With over fifty baths, spas and public pools, Budapest takes full advantage of the healing waters that burble up from its sediment. The experience of the spa/bath has become a way of life in this city, and integral part of its social fabric. Some baths date to the sixteenth century when the Ottomans first indulged in the bath craze, and others date from the early twentieth century. It is not unusual for a Hungarian physician to prescribe a visit to the baths, such is the strength of Hungarians’ belief in the restorative powers of the experience.

There are dozens of baths to choose from, but for the first-time visitor the popular Széchenyi offers a fine look into a top-notch Budapest bath experience. Housed in a grand old yellow building situated in the City Park, the enormous complex with the Baroque copper dome looks like every bit the grand nineteenth-century retreat it is; a recent renovation has given the historic building a fresh coat of gleam.

The brainchild of a Budapest mining engineer, Széchenyi was the first thermal bath on the Pest side of the city, with records showing that an artisanal bath existed on the spot by 1881. By 2014 a full panoply of options existed, including an outpatient physiotherapy department.

Upon entering, you’ll choose the options you want (children under 2 are free and there is a special student discount), rent your towel, and hit the locker room to change.
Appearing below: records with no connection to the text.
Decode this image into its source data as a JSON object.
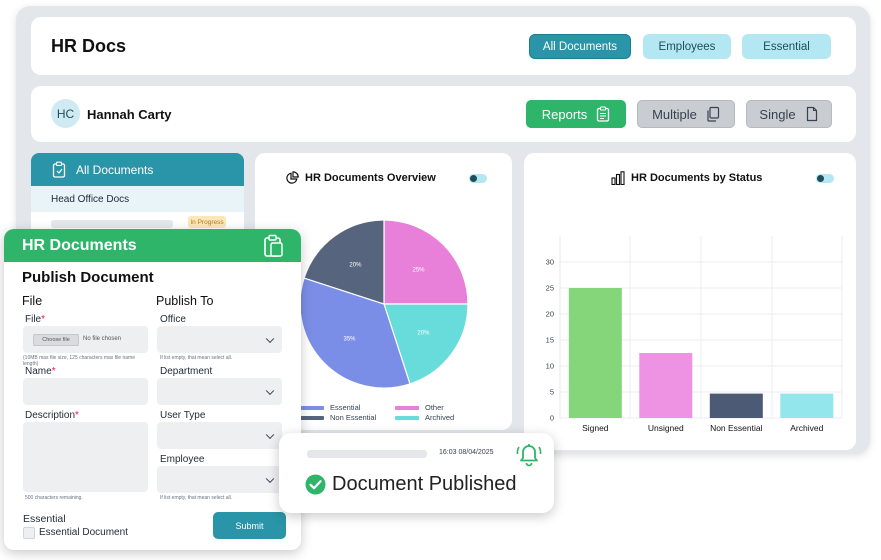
{
  "header": {
    "title": "HR Docs",
    "filters": [
      {
        "label": "All Documents",
        "active": true
      },
      {
        "label": "Employees",
        "active": false
      },
      {
        "label": "Essential",
        "active": false
      }
    ]
  },
  "user": {
    "initials": "HC",
    "name": "Hannah Carty",
    "buttons": {
      "reports": "Reports",
      "multiple": "Multiple",
      "single": "Single"
    }
  },
  "docs_panel": {
    "header": "All Documents",
    "item": "Head Office Docs",
    "badge": "In Progress"
  },
  "overview": {
    "title": "HR Documents Overview",
    "legend": [
      {
        "label": "Essential",
        "color": "#7a8ee8"
      },
      {
        "label": "Other",
        "color": "#e880da"
      },
      {
        "label": "Non Essential",
        "color": "#56647e"
      },
      {
        "label": "Archived",
        "color": "#68dcda"
      }
    ]
  },
  "status_chart": {
    "title": "HR Documents by Status"
  },
  "form": {
    "header": "HR Documents",
    "subtitle": "Publish Document",
    "file_heading": "File",
    "publish_heading": "Publish To",
    "file_label": "File",
    "choose_file": "Choose file",
    "no_file": "No file chosen",
    "file_hint": "(10MB max file size, 125 characters max file name length)",
    "name_label": "Name",
    "description_label": "Description",
    "desc_hint": "500 characters remaining.",
    "office_label": "Office",
    "office_hint": "If list empty, that mean select all.",
    "department_label": "Department",
    "user_type_label": "User Type",
    "employee_label": "Employee",
    "employee_hint": "If list empty, that mean select all.",
    "essential_label": "Essential",
    "essential_checkbox": "Essential Document",
    "submit": "Submit"
  },
  "toast": {
    "time": "16:03 08/04/2025",
    "message": "Document Published"
  },
  "chart_data": [
    {
      "type": "pie",
      "title": "HR Documents Overview",
      "categories": [
        "Other",
        "Archived",
        "Essential",
        "Non Essential"
      ],
      "values": [
        25,
        20,
        35,
        20
      ],
      "labels": [
        "25%",
        "20%",
        "35%",
        "20%"
      ],
      "colors": [
        "#e880da",
        "#68dcda",
        "#7a8ee8",
        "#56647e"
      ]
    },
    {
      "type": "bar",
      "title": "HR Documents by Status",
      "categories": [
        "Signed",
        "Unsigned",
        "Non Essential",
        "Archived"
      ],
      "values": [
        25,
        12.5,
        4.7,
        4.7
      ],
      "colors": [
        "#85d67a",
        "#ee92e4",
        "#4d5a75",
        "#93e7ec"
      ],
      "yticks": [
        0,
        5,
        10,
        15,
        20,
        25,
        30
      ],
      "ylim": [
        0,
        35
      ],
      "grid": true
    }
  ]
}
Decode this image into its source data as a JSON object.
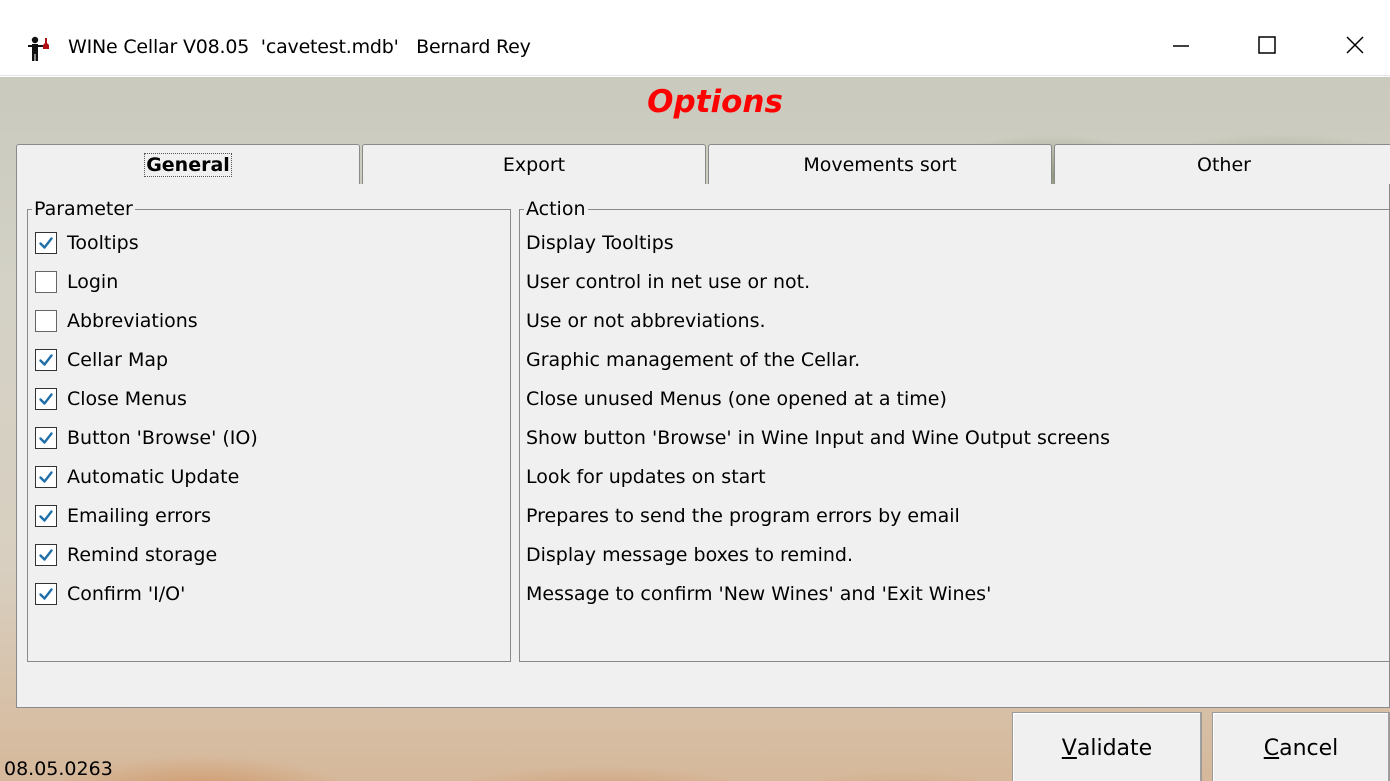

If you get lost in the complex or just plain overwhelmed by the choices, attendants in white will try their best to assist, though many do not speak English. This being Europe, there are some swimsuit-optional areas, but the American visitor will be happy to know that most patrons are covered—minimally, by severely strained Speedos—but still covered.

playing_chessSettling into the hundred-degree water, stress quickly melts away like an ice cube under the summer sun. There is nothing to do but watch the other visitors. An observant guest will find a a feast of people-watching opportunities like blissed-out regulars playing chess in their Speedos and local big shots discussing weighty political matters while struggling to stay awake in the relaxing water, their eyelids heavy as steam swirls around them.

There are older, more historic spas and baths in town (some of the Ottoman-era spas) and swankier spas (the Gellert Baths are justifiably popular) but for a locally-loved and affordable experience to introduce you to Budapest’s water wonders, spending a lazy afternoon relaxing under Széchenyi’s glimmering domes is a fine idea.

Author: James Ullrich, Writer/Editor – Seattle

Photo Credits
Outdoor Pool: Orin Zebest via Compfight cc
Men Playing Chess: Orin Zebest via Compfight cc